Commercial waterfront jobs are necessary
The Seattle Times was right to call out City Hall on the loss of our commercial shipping business. [“Editorial: Pay attention to the port, industrial sector,” Opinion, July 10.]
What did we expect? After forever putting off long-promised and much-needed additional freight access in Sodo, the city of Seattle fell all over itself to grubstake a glitzy sports arena that would make freight mobility even worse. Customers go where they feel wanted, and the vibe from City Hall to the container trade is a collective cold shoulder.
Now, property owners along north Lake Union and Salmon Bay, where the commercial fishing industry is located, are angling to change the zoning to high-density residential. If granted, they can cash out to property developers, and retire to Hawaii.
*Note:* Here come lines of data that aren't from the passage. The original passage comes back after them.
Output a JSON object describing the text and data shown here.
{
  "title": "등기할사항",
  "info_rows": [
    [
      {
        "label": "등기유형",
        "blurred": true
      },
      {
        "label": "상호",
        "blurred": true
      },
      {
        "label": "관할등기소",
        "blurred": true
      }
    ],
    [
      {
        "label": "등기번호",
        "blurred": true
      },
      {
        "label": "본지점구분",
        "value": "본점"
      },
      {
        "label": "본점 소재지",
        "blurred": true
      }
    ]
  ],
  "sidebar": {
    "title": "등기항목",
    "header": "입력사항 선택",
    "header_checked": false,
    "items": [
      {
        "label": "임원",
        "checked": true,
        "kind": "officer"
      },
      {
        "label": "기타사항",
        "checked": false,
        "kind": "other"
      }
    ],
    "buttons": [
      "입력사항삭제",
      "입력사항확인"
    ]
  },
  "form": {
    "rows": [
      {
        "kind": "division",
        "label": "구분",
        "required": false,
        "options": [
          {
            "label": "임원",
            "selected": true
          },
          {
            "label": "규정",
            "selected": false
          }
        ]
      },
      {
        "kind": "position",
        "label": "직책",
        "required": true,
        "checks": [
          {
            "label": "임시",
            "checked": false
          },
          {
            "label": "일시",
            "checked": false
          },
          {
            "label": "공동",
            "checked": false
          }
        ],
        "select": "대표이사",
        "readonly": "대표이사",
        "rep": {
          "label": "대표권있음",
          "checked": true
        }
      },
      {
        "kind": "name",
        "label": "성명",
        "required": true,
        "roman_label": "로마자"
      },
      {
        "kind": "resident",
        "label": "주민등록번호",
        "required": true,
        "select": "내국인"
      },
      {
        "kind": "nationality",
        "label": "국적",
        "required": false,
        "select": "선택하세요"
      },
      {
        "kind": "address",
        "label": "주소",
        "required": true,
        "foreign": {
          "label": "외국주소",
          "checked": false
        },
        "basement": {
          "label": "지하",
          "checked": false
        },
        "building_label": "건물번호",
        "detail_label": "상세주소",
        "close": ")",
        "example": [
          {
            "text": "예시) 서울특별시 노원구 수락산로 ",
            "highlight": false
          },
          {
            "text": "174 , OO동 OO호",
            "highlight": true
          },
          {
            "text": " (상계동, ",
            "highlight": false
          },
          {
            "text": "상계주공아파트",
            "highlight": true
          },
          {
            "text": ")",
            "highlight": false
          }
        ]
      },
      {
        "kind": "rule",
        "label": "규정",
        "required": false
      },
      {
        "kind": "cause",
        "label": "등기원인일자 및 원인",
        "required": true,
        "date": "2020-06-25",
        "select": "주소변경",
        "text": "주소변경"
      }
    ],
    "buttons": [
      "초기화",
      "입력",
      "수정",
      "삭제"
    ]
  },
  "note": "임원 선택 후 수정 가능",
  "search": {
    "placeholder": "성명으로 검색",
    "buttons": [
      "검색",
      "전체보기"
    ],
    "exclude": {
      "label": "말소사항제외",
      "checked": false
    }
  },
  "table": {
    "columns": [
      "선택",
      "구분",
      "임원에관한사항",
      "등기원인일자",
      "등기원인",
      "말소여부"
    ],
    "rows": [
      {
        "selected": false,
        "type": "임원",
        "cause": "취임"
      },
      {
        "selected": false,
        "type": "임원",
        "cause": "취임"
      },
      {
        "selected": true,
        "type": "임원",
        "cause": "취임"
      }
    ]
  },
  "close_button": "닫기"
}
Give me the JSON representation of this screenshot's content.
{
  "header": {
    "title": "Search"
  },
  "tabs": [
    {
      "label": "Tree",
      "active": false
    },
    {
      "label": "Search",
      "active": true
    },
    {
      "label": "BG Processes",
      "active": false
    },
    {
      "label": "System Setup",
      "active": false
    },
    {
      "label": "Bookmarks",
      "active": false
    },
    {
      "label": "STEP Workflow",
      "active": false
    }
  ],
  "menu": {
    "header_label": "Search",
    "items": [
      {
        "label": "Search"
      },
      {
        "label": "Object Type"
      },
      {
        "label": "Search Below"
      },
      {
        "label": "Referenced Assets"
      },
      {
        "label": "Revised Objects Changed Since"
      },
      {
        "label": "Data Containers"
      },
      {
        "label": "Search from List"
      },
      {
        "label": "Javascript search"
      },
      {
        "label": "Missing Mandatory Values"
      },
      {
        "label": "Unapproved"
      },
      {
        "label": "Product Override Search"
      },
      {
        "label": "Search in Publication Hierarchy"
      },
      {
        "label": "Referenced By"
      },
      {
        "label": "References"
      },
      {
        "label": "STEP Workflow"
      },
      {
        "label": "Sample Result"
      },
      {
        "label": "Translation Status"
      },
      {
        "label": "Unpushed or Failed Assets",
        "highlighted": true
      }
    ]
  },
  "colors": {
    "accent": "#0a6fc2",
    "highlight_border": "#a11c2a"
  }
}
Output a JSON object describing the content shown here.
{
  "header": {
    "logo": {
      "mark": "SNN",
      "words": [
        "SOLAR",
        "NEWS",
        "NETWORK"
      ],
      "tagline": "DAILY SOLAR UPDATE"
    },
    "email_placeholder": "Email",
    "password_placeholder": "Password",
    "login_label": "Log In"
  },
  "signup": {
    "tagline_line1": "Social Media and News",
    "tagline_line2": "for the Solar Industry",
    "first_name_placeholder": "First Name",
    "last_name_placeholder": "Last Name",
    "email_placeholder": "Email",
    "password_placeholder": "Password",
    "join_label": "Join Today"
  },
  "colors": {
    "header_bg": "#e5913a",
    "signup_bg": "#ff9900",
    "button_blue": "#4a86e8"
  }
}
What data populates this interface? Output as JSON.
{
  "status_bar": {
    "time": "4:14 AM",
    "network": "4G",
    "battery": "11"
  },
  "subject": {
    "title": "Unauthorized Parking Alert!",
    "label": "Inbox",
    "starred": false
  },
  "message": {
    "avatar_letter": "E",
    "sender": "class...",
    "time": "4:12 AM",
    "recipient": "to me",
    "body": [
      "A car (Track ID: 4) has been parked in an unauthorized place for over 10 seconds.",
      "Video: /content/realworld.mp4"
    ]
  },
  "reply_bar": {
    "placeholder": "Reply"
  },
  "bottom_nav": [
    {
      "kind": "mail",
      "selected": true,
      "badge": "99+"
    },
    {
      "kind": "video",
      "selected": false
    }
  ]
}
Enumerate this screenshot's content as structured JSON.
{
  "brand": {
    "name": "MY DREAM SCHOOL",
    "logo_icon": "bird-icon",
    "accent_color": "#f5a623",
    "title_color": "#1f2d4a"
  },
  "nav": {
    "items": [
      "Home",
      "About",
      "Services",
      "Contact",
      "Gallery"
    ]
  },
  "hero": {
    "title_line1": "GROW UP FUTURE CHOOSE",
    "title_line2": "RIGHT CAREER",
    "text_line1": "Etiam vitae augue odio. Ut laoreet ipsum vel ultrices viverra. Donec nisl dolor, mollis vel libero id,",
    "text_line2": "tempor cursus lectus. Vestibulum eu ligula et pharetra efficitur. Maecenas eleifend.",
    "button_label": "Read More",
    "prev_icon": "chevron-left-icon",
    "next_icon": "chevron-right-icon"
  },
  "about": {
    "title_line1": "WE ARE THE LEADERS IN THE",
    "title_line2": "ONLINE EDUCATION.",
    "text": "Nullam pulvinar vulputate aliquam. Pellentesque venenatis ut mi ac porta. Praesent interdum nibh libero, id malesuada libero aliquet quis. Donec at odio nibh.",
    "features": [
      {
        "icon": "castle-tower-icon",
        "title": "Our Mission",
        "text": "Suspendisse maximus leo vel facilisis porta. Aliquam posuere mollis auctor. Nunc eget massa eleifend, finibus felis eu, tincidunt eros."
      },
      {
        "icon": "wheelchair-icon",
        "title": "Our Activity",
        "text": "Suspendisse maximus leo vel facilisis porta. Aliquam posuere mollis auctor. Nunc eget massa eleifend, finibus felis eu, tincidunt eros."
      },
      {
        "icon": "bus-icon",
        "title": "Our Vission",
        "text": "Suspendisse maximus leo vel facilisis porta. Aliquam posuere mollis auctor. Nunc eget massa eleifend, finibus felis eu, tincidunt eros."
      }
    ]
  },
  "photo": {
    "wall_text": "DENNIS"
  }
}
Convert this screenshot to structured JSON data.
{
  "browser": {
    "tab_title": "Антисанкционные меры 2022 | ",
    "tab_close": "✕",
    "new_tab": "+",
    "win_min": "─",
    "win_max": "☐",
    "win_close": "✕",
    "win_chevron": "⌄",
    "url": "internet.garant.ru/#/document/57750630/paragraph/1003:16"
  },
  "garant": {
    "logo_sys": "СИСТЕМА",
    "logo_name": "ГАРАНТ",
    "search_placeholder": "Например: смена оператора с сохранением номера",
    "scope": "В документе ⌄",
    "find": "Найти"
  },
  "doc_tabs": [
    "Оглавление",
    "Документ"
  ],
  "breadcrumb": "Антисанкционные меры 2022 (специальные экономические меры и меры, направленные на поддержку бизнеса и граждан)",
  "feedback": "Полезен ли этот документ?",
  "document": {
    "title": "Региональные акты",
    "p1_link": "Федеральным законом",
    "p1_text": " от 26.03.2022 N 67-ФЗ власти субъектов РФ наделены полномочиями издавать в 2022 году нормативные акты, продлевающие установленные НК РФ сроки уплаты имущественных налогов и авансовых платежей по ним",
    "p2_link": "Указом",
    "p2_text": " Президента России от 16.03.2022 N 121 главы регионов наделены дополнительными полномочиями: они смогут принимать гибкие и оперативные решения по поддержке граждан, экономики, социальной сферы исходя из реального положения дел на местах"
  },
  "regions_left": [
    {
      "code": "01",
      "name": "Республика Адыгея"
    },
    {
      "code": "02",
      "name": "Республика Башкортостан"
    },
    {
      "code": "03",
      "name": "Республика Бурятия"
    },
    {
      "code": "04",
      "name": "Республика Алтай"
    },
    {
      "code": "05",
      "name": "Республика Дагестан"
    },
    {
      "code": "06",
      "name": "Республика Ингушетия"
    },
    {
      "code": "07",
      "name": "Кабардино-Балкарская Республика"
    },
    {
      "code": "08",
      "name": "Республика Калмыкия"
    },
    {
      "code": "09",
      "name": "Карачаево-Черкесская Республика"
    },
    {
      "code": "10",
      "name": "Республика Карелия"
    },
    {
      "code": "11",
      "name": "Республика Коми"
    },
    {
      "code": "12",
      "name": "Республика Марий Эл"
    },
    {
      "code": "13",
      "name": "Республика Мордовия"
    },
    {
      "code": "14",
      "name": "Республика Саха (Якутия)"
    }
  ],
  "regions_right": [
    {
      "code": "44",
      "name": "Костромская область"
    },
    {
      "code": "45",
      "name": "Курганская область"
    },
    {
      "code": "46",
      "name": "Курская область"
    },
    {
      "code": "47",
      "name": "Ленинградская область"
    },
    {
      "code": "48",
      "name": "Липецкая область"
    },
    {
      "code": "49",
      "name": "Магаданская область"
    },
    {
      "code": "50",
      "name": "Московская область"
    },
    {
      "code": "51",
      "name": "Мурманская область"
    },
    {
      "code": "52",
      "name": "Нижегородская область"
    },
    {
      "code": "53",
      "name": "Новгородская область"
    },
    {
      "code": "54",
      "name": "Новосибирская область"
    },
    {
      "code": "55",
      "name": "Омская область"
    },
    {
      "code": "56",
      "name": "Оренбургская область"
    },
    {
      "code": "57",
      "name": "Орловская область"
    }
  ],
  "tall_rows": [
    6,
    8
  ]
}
Do we really need more high-rent condos and fewer paying jobs on that part of the lake?
None of the candidates have addressed the issue, but it is important to ask them: “Does your vision for the future include working docks, truck traffic and commercial waterfront paychecks as well as high-tech condos and bike lanes?”
Douglas Pratt, Seattle